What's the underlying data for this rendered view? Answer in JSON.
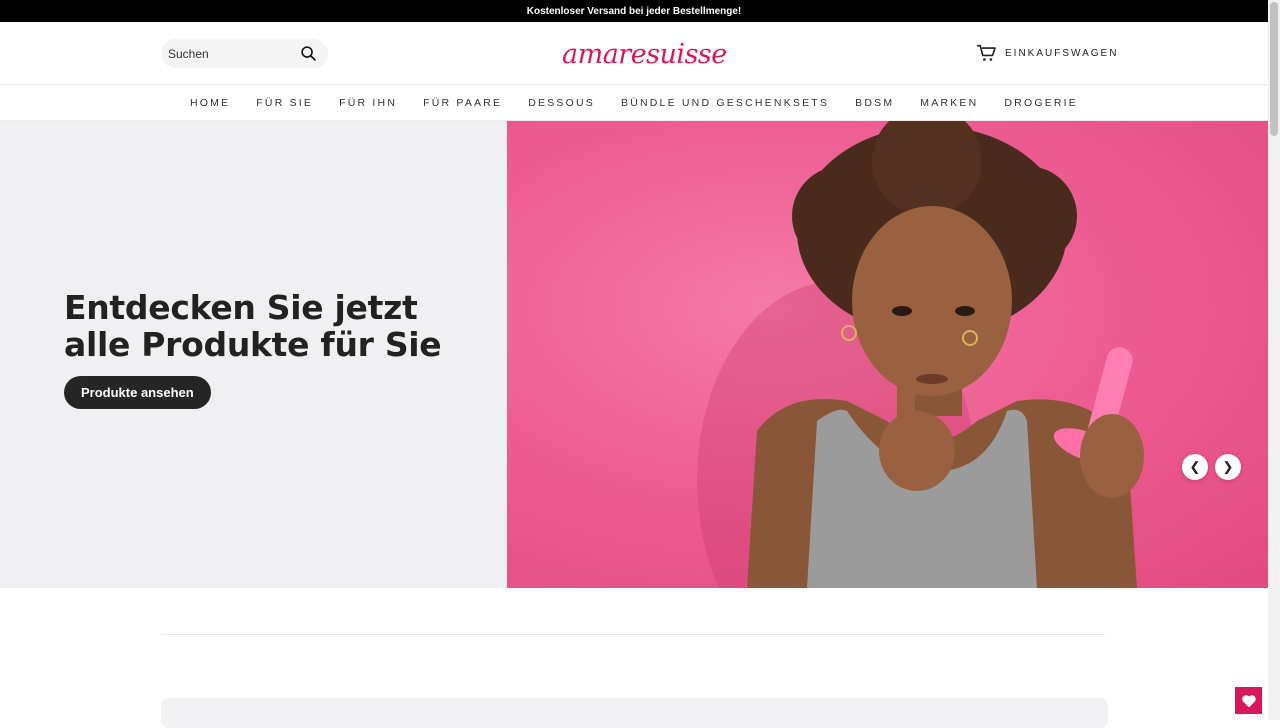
{
  "announcement": "Kostenloser Versand bei jeder Bestellmenge!",
  "header": {
    "search_placeholder": "Suchen",
    "logo_text": "amaresuisse",
    "cart_label": "EINKAUFSWAGEN"
  },
  "nav": {
    "items": [
      "HOME",
      "FÜR SIE",
      "FÜR IHN",
      "FÜR PAARE",
      "DESSOUS",
      "BÜNDLE UND GESCHENKSETS",
      "BDSM",
      "MARKEN",
      "DROGERIE"
    ]
  },
  "hero": {
    "title_line1": "Entdecken Sie jetzt",
    "title_line2": "alle Produkte für Sie",
    "button_label": "Produkte ansehen"
  },
  "colors": {
    "brand": "#d8185c",
    "hero_bg": "#ed5c91",
    "button": "#262626"
  }
}
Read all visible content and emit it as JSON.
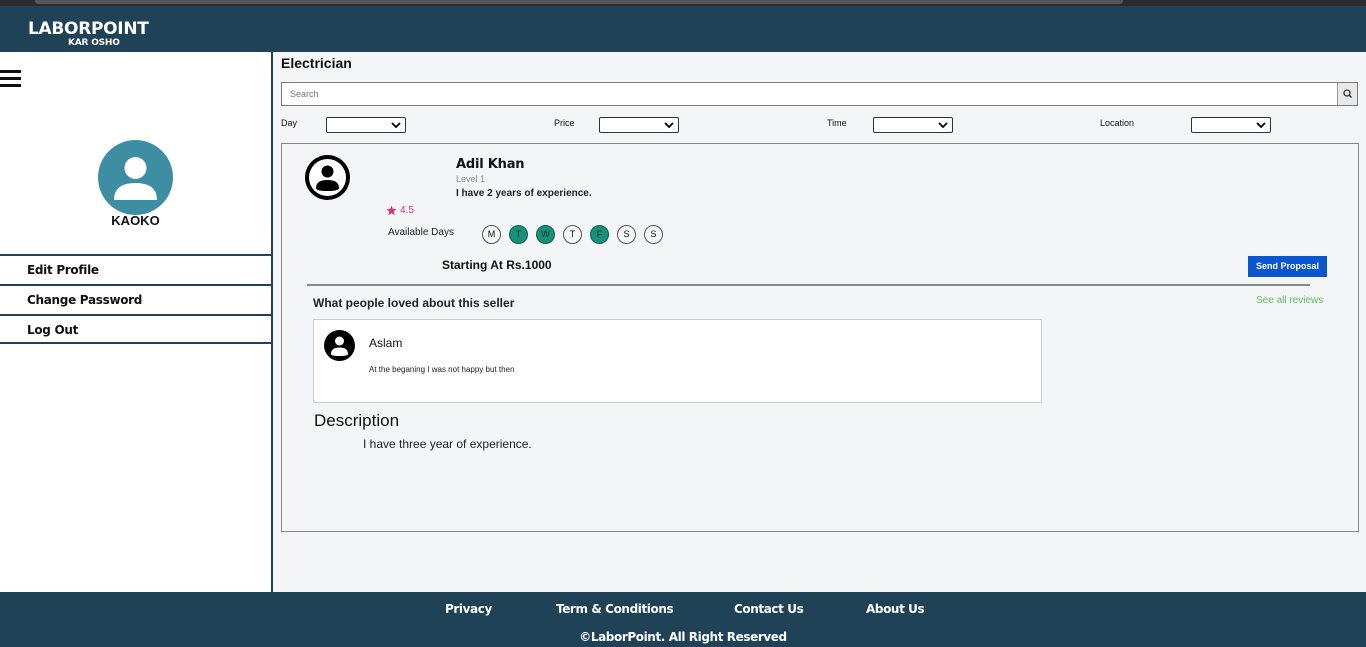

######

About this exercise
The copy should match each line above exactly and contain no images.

Answer box
What's the underlying data for this rendered view? Answer in JSON.
{
  "announcement": "Kostenloser Versand bei jeder Bestellmenge!",
  "header": {
    "search_placeholder": "Suchen",
    "logo_text": "amaresuisse",
    "cart_label": "EINKAUFSWAGEN"
  },
  "nav": {
    "items": [
      "HOME",
      "FÜR SIE",
      "FÜR IHN",
      "FÜR PAARE",
      "DESSOUS",
      "BÜNDLE UND GESCHENKSETS",
      "BDSM",
      "MARKEN",
      "DROGERIE"
    ]
  },
  "hero": {
    "title_line1": "Entdecken Sie jetzt",
    "title_line2": "alle Produkte für Sie",
    "button_label": "Produkte ansehen"
  },
  "colors": {
    "brand": "#d8185c",
    "hero_bg": "#ed5c91",
    "button": "#262626"
  }
}
Read all visible content and emit it as JSON.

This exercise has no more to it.